Exercise instructions:
When the word "year" shows up in a line of the records below, copy that line.

Data for review:
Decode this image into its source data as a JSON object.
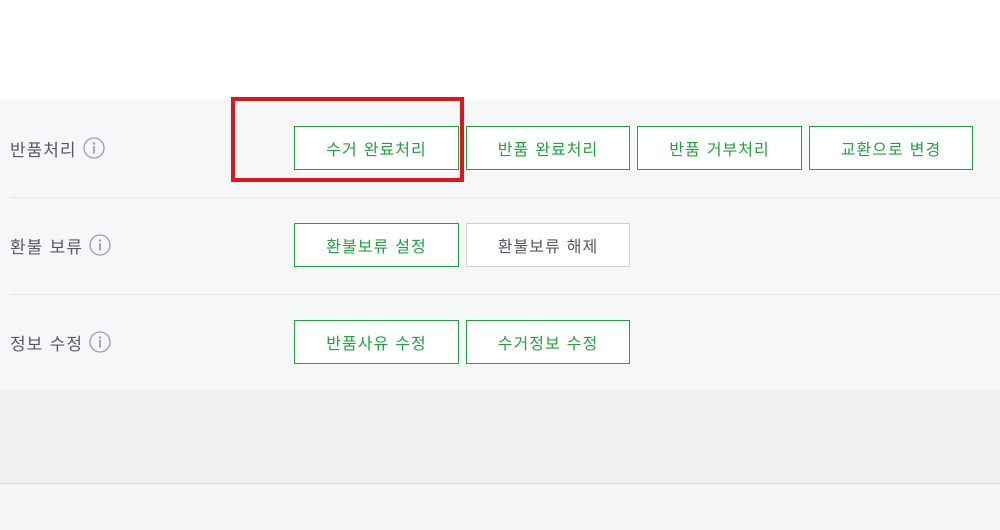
{
  "colors": {
    "accent_green": "#1fa33e",
    "highlight_red": "#e0141d",
    "label_gray": "#555a60"
  },
  "rows": [
    {
      "label": "반품처리",
      "icon": "info-circle-icon",
      "buttons": [
        {
          "label": "수거 완료처리",
          "state": "active"
        },
        {
          "label": "반품 완료처리",
          "state": "active"
        },
        {
          "label": "반품 거부처리",
          "state": "active"
        },
        {
          "label": "교환으로 변경",
          "state": "active"
        }
      ]
    },
    {
      "label": "환불 보류",
      "icon": "info-circle-icon",
      "buttons": [
        {
          "label": "환불보류 설정",
          "state": "active"
        },
        {
          "label": "환불보류 해제",
          "state": "disabled"
        }
      ]
    },
    {
      "label": "정보 수정",
      "icon": "info-circle-icon",
      "buttons": [
        {
          "label": "반품사유 수정",
          "state": "active"
        },
        {
          "label": "수거정보 수정",
          "state": "active"
        }
      ]
    }
  ],
  "annotation": {
    "type": "highlight-box",
    "target": "수거 완료처리"
  }
}
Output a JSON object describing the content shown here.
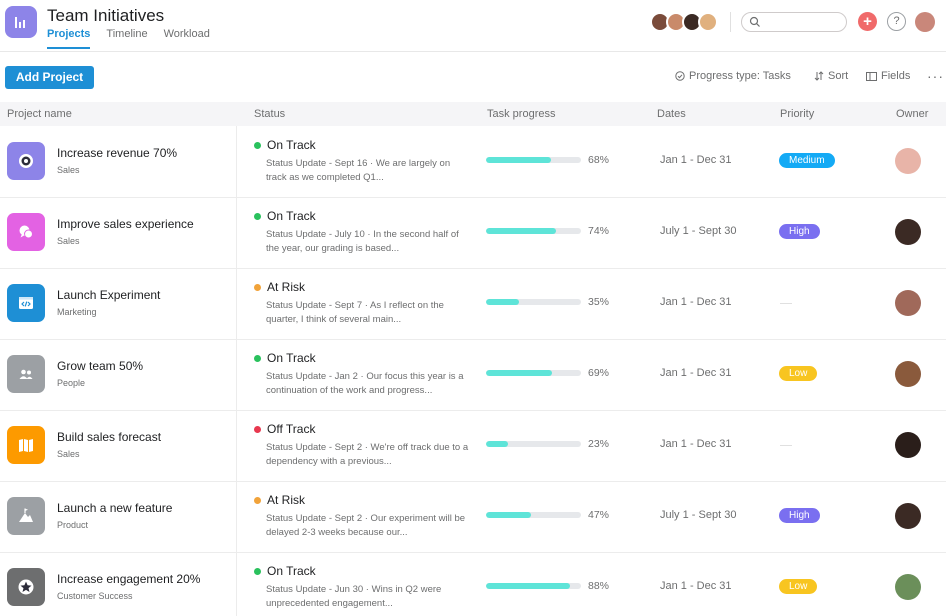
{
  "header": {
    "title": "Team Initiatives",
    "tabs": [
      {
        "label": "Projects",
        "active": true
      },
      {
        "label": "Timeline",
        "active": false
      },
      {
        "label": "Workload",
        "active": false
      }
    ],
    "member_avatars": [
      "#7a4b3a",
      "#c98a6a",
      "#3b2a24",
      "#e0b07e"
    ],
    "search_placeholder": "",
    "plus_icon": "+",
    "help_icon": "?"
  },
  "toolbar": {
    "add_project_label": "Add Project",
    "progress_type_label": "Progress type: Tasks",
    "sort_label": "Sort",
    "fields_label": "Fields",
    "more_label": "···"
  },
  "table": {
    "columns": [
      "Project name",
      "Status",
      "Task progress",
      "Dates",
      "Priority",
      "Owner"
    ],
    "rows": [
      {
        "name": "Increase revenue 70%",
        "team": "Sales",
        "icon": "target-icon",
        "icon_color": "#8d84e8",
        "status": "On Track",
        "status_color": "#2ac15d",
        "update": "Status Update - Sept 16 · We are largely on track as we completed Q1...",
        "progress": 0.68,
        "progress_label": "68%",
        "dates": "Jan 1 - Dec 31",
        "priority": "Medium",
        "priority_color": "#14aaf5",
        "owner_color": "#e8b4a8"
      },
      {
        "name": "Improve sales experience",
        "team": "Sales",
        "icon": "chat-bubbles-icon",
        "icon_color": "#e362e3",
        "status": "On Track",
        "status_color": "#2ac15d",
        "update": "Status Update - July 10 · In the second half of the year, our grading is based...",
        "progress": 0.74,
        "progress_label": "74%",
        "dates": "July 1 - Sept 30",
        "priority": "High",
        "priority_color": "#7a6ff0",
        "owner_color": "#3b2a24"
      },
      {
        "name": "Launch Experiment",
        "team": "Marketing",
        "icon": "code-window-icon",
        "icon_color": "#1e8fd5",
        "status": "At Risk",
        "status_color": "#f1a33a",
        "update": "Status Update - Sept 7 · As I reflect on the quarter, I think of several main...",
        "progress": 0.35,
        "progress_label": "35%",
        "dates": "Jan 1 - Dec 31",
        "priority": "",
        "priority_color": "",
        "owner_color": "#a0695a"
      },
      {
        "name": "Grow team 50%",
        "team": "People",
        "icon": "people-icon",
        "icon_color": "#9ca0a4",
        "status": "On Track",
        "status_color": "#2ac15d",
        "update": "Status Update - Jan 2 · Our focus this year is a continuation of the work and progress...",
        "progress": 0.69,
        "progress_label": "69%",
        "dates": "Jan 1 - Dec 31",
        "priority": "Low",
        "priority_color": "#f8c520",
        "owner_color": "#8a5a3c"
      },
      {
        "name": "Build sales forecast",
        "team": "Sales",
        "icon": "map-icon",
        "icon_color": "#fd9a00",
        "status": "Off Track",
        "status_color": "#e8384f",
        "update": "Status Update - Sept 2 · We're off track due to a dependency with a previous...",
        "progress": 0.23,
        "progress_label": "23%",
        "dates": "Jan 1 - Dec 31",
        "priority": "",
        "priority_color": "",
        "owner_color": "#2a1e1a"
      },
      {
        "name": "Launch a new feature",
        "team": "Product",
        "icon": "mountain-flag-icon",
        "icon_color": "#9ca0a4",
        "status": "At Risk",
        "status_color": "#f1a33a",
        "update": "Status Update - Sept 2 · Our experiment will be delayed 2-3 weeks because our...",
        "progress": 0.47,
        "progress_label": "47%",
        "dates": "July 1 - Sept 30",
        "priority": "High",
        "priority_color": "#7a6ff0",
        "owner_color": "#3b2a24"
      },
      {
        "name": "Increase engagement 20%",
        "team": "Customer Success",
        "icon": "star-icon",
        "icon_color": "#6d6e6f",
        "status": "On Track",
        "status_color": "#2ac15d",
        "update": "Status Update - Jun 30 · Wins in Q2 were unprecedented engagement...",
        "progress": 0.88,
        "progress_label": "88%",
        "dates": "Jan 1 - Dec 31",
        "priority": "Low",
        "priority_color": "#f8c520",
        "owner_color": "#6b8f5a"
      }
    ]
  }
}
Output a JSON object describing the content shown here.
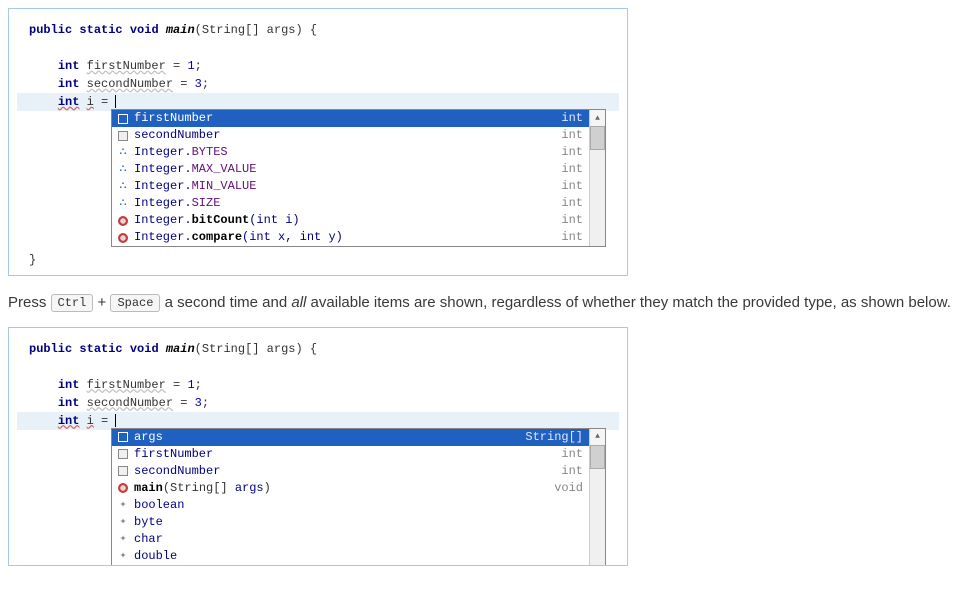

Answer section:
        "update": "Status Update - July 10 · In the second half of the year, our grading is based...",
        "update": "Status Update - Jan 2 · Our focus this year is a continuation of the work and progress...",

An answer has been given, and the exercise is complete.